Photographer Richard Ladisky will share his work and adventures with SFDI on Wednesday, March 7th.  His images are taken with and without strobe, long shots, as well as close-up.  He has found that this, in itself, presents photographic challenges and another learning curve.  But, he maintains that it is difficult for a good photographer to learn how to take a bad picture!

 Shot mostly  around Banka Island and the Lembeh Strait of Indonesia, and the Solomon Islands, this presentation will help us to see what we often miss.



Richard began scuba diving over 35 years ago and eventually decided to join love of diving with his passion for photography. His work and adventures have appeared in many periodicals, including Scuba Diving Magazine, Parade Magazine, the Sun-Sentinel and the Hartford Courant Travel section. He seeks the most dangerous and the most unusual marine life - he's always on the lookout to discover new species and find the newly discovered species.

Rich has used his radio license to communicate with the cosmonauts on space station Mir and the astronauts on both the Space Shuttle and International Space Station. He has confirmed contacts with people in every country and island on earth.  He and his wife have taught ballroom dancing and have danced Argentine Tango around the world.  He has retired from 35 years in education administration, and 34 years as Homeland Security Director in Connecticut.

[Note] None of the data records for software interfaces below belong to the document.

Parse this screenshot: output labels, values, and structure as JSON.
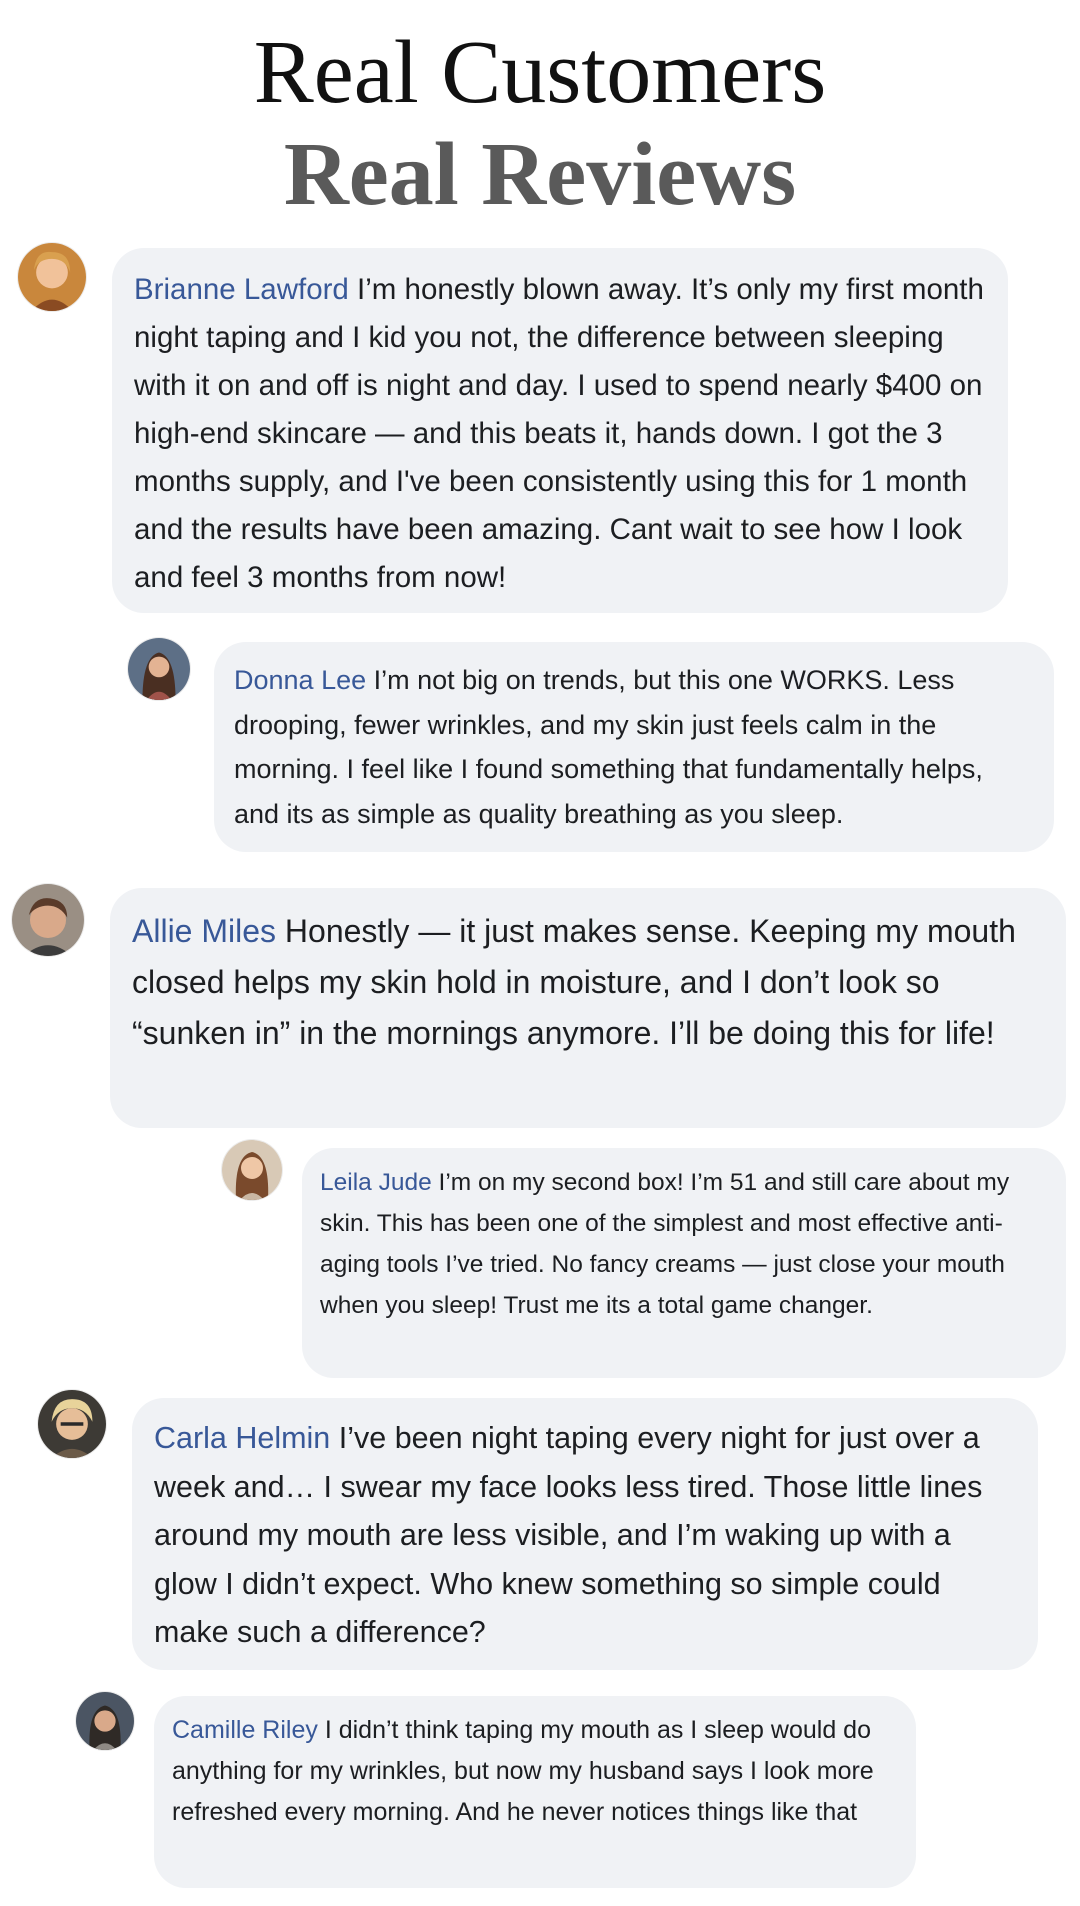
{
  "header": {
    "line1": "Real Customers",
    "line2": "Real Reviews"
  },
  "comments": [
    {
      "name": "Brianne Lawford",
      "text": "I’m honestly blown away. It’s only my first month night taping and I kid you not, the difference between sleeping with it on and off is night and day. I used to spend nearly $400 on high-end skincare — and this beats it, hands down. I got the 3 months supply, and I've been consistently using this for 1 month and the results have been amazing. Cant wait to see how I look and feel 3 months from now!"
    },
    {
      "name": "Donna Lee",
      "text": "I’m not big on trends, but this one WORKS. Less drooping, fewer wrinkles, and my skin just feels calm in the morning. I feel like I found something that fundamentally helps, and its as simple as quality breathing as you sleep."
    },
    {
      "name": "Allie Miles",
      "text": "Honestly — it just makes sense. Keeping my mouth closed helps my skin hold in moisture, and I don’t look so “sunken in” in the mornings anymore. I’ll be doing this for life!"
    },
    {
      "name": "Leila Jude",
      "text": "I’m on my second box! I’m 51 and still care about my skin. This has been one of the simplest and most effective anti-aging tools I’ve tried. No fancy creams — just close your mouth when you sleep! Trust me its a total game changer."
    },
    {
      "name": "Carla Helmin",
      "text": "I’ve been night taping every night for just over a week and… I swear my face looks less tired. Those little lines around my mouth are less visible, and I’m waking up with a glow I didn’t expect. Who knew something so simple could make such a difference?"
    },
    {
      "name": "Camille Riley",
      "text": "I didn’t think taping my mouth as I sleep would do anything for my wrinkles, but now my husband says I look more refreshed every morning. And he never notices things like that"
    }
  ],
  "colors": {
    "bubble_bg": "#f0f2f5",
    "name": "#385898",
    "text": "#1c1e21",
    "headline_1": "#111111",
    "headline_2": "#5a5a5a"
  },
  "icons": [
    "avatar-photo"
  ]
}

Rich has done shows for numerous clubs, civic groups and foundations, the Florida Dive Show, and for ten years has presented his findings at Beneath the Sea in N.J., the largest diving and photography convention in North America. His work has shown in galleries and he had a one-man show in 2012, as well as a one-month showing at two Community Centers. Two of his images have been in a yearlong exhibit at the NOVA Southeastern University Oceanographic Center.